The technical trickery and charm continues in a backlot, which is home to Privet Drive, a section of the Hogwarts Bridge, the Night Bus and Mr. Weasley’s Flying Ford Anglia. After that, you reach Platform 9¾, which is complete with a full-scale original locomotive and its vehicles.
The grand finale is an epic model rendering of Hogwarts, scattered with snow, that was used for wide shots in the movies. It is the final curtain of magic revealed, reminding you that here, in Watford, the stone walls of Hogwarts are hollow.
Did it break the spell? If anything, it charmed us all the more.
Studio tour tickets cost £49.95/£39.95 per adult/child or £159 for a family of four. Each digital guide costs £4.95. Orla and her family came as guests on the Warner Bros. studio tour. wbstudiotour.co.uk
best time to visit
The tour takes about three and a half hours, but once inside, you can stay for as long as you want. Timely tickets mean crowds are manageable, but it’s best to book slots in advance so you can go at your own pace and make stops.
how to get there
The easiest and fastest way to get to Watford Junction from Euston (thetrainline.com) is by train. Opt for an express train, which takes around 20 minutes. From there, shuttle buses operate every 30 minutes to Warner Bros. Studios (£3 return), about 15 minutes away. Studio London also operates bus transfers from Victoria and King’s Cross stations via Golden Tours.

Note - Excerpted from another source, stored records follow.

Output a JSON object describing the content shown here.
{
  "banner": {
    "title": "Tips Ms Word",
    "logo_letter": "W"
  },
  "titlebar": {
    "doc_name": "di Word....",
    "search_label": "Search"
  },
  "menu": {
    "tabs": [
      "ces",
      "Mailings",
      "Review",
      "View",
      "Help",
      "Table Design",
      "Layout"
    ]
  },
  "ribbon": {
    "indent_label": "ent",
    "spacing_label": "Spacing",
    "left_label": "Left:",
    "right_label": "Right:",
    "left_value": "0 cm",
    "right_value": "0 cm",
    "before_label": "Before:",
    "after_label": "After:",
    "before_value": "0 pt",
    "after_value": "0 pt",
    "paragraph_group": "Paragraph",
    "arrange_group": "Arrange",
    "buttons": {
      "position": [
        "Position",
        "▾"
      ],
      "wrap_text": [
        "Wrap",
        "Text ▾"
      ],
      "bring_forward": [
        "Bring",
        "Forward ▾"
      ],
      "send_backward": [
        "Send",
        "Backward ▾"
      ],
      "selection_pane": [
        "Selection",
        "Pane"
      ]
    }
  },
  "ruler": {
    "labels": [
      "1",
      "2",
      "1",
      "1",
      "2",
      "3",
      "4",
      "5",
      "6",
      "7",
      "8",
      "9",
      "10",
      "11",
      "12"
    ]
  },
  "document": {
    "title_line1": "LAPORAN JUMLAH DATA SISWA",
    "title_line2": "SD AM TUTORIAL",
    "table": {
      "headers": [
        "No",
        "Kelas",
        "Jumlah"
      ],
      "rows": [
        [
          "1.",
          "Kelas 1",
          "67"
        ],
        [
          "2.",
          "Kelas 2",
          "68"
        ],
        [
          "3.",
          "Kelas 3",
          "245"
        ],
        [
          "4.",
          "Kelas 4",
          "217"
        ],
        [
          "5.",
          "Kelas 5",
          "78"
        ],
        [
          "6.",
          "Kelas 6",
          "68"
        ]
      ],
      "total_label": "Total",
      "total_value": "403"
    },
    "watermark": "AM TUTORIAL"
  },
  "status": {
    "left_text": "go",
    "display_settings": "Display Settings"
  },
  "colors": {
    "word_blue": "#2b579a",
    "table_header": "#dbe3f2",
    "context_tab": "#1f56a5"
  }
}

Anyone age 11 and older is required to wear a face covering when going on a studio tour, unless exempt. A COVID pass or vaccination certificate is not required, but temperature checks, a one-way system and staggered entry times are operated to control the flow of visitors. Remember to also check any travel-related COVID-19 restrictions, including your return home in Ireland (Govt. dfa.ie/travel,
Theme parks have infamous food choices, and this one is no exception. If you can, eat before you go or bring your own as the options are limited. The Chocolate Frog Café serves cakes and treats, while the Backlot Café has a menu of hot dogs, burgers, fries and a vegetarian burger (meal £9/£5.95). Try the Butterbeer, which I can confirm is a prime blend of delicious butterscotch.
exit through the gift shop
Beware the all-singing all-dancing gift shop, which is hard to avoid in the end. All three of my souvenir wands and hats fell into the trap of sorting, until I finally found them with a Dumbledore wand (£32), some Quidditch sweatshirts (£35 each – eek!) 15.95). I took a sample of them and got the taste of vomit. Beautiful.
We stayed at the Park Plaza Westminster Hotel. With a great location on the River Thames next to the London Eye and three tube stations nearby, it’s a solid family hotel with several good restaurants, a gym, spa, great views and, rare for Londoners, a pool. Family rooms, room only, from £392; parkplazawestminsterbridge.com